Losing or dropping health insurance coverage for unforeseen reasons is known as “churning.” Churning affects the continuity of care between the doctor and patient, may lead to costly emergency room visits instead of less expensive primary care visits, and is an administrative nightmare for insurers.
The Affordable Care Act added another wrinkle. Receipt of subsidies on the federal exchange is dependent on household income and family size. Family circumstances such as a birth, divorce, or relocation could affect subsidy eligibility. Coverage without subsidies could be unaffordable for some and lead to many dropping coverage throughout the year due to changing circumstances.
Churning is likely among Medicaid recipients as well.

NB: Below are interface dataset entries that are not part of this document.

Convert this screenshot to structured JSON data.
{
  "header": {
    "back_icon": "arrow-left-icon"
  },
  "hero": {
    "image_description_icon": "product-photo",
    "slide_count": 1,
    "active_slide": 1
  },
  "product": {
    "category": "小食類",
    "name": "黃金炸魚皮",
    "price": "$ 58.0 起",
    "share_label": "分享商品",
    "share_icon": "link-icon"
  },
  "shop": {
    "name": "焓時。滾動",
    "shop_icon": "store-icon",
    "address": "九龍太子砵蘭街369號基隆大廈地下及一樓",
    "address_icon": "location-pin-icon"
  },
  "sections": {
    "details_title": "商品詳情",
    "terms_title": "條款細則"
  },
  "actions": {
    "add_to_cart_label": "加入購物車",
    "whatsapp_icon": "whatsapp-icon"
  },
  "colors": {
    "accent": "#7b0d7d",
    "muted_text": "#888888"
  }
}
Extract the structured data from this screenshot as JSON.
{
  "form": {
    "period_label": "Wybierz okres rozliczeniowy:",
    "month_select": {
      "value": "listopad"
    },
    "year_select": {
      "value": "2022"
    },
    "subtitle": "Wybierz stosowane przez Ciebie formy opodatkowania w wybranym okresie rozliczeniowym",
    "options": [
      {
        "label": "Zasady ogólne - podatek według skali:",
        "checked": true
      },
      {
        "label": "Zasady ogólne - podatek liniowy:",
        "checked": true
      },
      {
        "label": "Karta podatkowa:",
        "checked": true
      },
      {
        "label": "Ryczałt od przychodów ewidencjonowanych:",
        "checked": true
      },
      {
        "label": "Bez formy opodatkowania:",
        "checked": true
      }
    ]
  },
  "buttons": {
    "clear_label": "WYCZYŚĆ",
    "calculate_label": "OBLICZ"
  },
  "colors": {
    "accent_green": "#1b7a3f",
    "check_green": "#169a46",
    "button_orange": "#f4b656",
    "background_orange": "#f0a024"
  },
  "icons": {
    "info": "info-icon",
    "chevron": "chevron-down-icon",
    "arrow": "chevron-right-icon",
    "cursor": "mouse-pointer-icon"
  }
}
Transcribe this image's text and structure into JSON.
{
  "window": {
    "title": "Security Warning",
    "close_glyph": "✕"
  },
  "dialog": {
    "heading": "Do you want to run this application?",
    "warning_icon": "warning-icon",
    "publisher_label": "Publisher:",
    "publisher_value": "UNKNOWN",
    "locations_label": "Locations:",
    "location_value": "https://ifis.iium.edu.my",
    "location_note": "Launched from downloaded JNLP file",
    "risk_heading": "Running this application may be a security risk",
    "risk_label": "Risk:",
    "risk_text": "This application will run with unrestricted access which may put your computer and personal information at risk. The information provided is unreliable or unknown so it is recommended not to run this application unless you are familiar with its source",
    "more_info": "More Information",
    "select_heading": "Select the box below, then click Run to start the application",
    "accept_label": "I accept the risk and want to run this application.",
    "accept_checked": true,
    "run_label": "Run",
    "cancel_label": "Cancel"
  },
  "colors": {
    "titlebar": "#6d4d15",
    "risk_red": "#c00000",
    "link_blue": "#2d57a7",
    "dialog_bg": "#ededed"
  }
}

A consumer’s income may rise above Medicaid eligibility throughout the year, but that consumer will then become eligible for subsidized coverage on the public exchange. Changing coverage, rather than dropping, eliminates most of the problems inherent in churning. In states that did not expand Medicaid, like Wisconsin, if incomes rise too high a consumer may become ineligible for Medicaid and for subsidies on the public exchange as well. These consumers will likely remain uninsured.
Additionally, changes in family status make a consumer eligible to enroll in the public exchange outside the annual open enrollment period, called a special enrollment period. A consumer qualifies for a special enrollment period of 60 days following certain life events that involve a change in family status. Therefore, a previously uninsured consumer could become insured anytime throughout the year due to changing life circumstances.